As the population in developed countries ages and the demands on the social-security system increase, the labour supply and retirement choices of older workers has gained central stage in the policy and economic debate. Older workers face specific demands on their time and specific risks that need to be taken into account if the design of retirement policies and insurance schemes for this group are to have some element of optimality. In particular, this is a stage of life when individuals become more vulnerable to changes in health and cognition that may limit their productivity and work capacity; they may also face increasing demands on their time, for instance if caring for a ill spouse or for a grand-child.

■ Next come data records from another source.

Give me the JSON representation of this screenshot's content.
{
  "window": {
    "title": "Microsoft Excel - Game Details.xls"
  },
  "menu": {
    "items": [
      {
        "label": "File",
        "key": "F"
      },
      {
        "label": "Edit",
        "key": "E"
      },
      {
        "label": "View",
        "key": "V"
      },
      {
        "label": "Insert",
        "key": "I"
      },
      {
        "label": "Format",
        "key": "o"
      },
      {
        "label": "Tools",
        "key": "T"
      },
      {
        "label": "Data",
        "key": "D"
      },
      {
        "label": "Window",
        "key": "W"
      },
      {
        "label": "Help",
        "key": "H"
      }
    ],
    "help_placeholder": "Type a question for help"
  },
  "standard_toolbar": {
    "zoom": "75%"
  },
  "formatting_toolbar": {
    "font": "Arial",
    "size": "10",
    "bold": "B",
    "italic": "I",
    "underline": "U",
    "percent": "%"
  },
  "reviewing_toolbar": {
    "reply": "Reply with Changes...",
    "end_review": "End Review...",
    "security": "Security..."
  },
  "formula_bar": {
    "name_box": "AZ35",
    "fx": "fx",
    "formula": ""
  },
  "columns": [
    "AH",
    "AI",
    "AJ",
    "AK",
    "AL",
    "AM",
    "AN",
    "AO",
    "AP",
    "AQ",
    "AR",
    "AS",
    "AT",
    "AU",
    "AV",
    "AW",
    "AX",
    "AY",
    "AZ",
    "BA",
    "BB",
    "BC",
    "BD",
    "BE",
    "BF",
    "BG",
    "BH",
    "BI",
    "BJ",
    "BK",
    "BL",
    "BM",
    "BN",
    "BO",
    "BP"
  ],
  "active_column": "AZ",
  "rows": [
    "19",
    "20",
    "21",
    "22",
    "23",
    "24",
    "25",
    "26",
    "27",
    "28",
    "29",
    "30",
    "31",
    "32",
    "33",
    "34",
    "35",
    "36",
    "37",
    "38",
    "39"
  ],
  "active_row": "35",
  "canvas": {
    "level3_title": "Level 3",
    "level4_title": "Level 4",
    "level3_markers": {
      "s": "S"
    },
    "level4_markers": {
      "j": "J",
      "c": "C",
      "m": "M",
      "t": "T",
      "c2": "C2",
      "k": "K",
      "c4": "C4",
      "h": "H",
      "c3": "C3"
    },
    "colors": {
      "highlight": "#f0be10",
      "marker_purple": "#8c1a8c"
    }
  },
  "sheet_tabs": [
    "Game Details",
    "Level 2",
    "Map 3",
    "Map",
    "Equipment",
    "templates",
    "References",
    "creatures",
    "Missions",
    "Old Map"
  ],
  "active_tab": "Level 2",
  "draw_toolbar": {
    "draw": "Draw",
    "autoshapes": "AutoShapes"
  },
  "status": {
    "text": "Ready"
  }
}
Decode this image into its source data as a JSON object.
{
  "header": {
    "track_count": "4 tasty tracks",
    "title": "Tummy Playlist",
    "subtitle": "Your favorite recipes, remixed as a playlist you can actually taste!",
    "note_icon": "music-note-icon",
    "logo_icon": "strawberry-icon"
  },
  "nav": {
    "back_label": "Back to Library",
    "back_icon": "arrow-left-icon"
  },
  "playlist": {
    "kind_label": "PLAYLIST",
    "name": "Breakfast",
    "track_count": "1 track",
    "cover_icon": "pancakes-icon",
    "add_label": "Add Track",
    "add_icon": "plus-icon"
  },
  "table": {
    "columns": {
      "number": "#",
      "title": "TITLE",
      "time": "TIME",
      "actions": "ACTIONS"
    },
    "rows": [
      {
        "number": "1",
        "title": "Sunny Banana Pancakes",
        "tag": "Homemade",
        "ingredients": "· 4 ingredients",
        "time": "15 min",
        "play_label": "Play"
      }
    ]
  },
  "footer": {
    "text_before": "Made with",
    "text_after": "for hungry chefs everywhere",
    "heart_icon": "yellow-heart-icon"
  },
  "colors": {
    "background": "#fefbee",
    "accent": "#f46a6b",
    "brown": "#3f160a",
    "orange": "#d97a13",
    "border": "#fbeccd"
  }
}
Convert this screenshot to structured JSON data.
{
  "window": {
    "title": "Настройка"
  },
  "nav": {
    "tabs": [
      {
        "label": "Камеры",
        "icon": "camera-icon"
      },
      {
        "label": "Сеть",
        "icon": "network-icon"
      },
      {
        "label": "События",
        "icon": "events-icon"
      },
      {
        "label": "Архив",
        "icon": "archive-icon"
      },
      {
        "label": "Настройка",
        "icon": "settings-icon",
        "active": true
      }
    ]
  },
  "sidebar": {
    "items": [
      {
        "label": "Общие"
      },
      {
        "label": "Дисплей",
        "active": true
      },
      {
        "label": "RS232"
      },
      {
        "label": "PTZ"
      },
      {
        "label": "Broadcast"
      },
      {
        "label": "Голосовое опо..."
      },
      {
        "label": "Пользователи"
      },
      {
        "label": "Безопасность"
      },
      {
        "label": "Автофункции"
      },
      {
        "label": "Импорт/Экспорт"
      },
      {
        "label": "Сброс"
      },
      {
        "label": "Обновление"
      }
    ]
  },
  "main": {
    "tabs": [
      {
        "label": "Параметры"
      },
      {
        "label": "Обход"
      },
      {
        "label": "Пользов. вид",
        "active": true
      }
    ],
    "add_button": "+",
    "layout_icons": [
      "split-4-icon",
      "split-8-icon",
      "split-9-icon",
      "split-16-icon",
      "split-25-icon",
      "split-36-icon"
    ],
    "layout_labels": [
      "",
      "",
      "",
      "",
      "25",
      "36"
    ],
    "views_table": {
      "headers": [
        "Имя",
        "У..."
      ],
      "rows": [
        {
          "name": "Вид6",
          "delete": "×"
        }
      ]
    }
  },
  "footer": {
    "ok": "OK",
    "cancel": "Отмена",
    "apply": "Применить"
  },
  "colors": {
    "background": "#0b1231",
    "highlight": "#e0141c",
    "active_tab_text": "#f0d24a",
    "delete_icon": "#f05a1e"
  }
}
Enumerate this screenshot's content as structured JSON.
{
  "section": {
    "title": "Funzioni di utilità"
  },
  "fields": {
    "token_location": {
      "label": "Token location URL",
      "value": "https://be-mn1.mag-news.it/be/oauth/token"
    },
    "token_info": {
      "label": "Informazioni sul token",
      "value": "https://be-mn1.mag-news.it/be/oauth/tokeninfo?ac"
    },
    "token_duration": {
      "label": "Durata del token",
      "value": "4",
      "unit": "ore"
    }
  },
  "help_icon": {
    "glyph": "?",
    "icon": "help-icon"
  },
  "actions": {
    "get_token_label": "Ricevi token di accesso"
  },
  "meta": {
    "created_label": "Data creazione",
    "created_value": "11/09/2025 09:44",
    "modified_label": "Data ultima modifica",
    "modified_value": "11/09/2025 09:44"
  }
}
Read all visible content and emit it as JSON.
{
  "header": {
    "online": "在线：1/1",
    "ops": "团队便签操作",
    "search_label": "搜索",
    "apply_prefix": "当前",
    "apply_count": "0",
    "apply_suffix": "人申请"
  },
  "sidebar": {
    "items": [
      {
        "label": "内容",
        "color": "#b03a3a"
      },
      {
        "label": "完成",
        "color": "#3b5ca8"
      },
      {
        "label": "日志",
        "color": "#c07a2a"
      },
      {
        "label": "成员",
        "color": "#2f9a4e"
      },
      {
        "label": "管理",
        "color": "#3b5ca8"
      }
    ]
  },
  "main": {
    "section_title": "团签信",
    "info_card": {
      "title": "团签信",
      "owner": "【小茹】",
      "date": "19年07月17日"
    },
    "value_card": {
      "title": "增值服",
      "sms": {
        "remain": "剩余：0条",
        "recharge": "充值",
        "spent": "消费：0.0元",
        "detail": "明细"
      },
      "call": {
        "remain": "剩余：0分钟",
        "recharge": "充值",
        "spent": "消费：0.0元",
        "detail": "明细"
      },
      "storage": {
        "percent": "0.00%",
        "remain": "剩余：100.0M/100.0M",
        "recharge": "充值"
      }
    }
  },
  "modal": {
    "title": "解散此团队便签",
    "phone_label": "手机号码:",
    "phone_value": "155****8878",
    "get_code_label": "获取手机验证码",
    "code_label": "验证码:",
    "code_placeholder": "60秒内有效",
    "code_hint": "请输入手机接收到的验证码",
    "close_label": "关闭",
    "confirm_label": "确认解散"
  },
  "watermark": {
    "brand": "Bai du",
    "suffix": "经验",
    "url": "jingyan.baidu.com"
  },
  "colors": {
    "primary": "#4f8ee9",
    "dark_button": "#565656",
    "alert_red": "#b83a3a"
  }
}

Our research in this area aims to explain patterns of labour force participation among older people and how these have changed over time, looking at how people respond to financial incentives from the tax, benefit and pension systems, and how these responses interact with factors such as family circumstances and health and cognition shocks. IFS is a partner in the English Longitudinal Study of Ageing (ELSA), an interdisciplinary data resource on health, economic position and quality of life as people age that supports much of our research on older workers.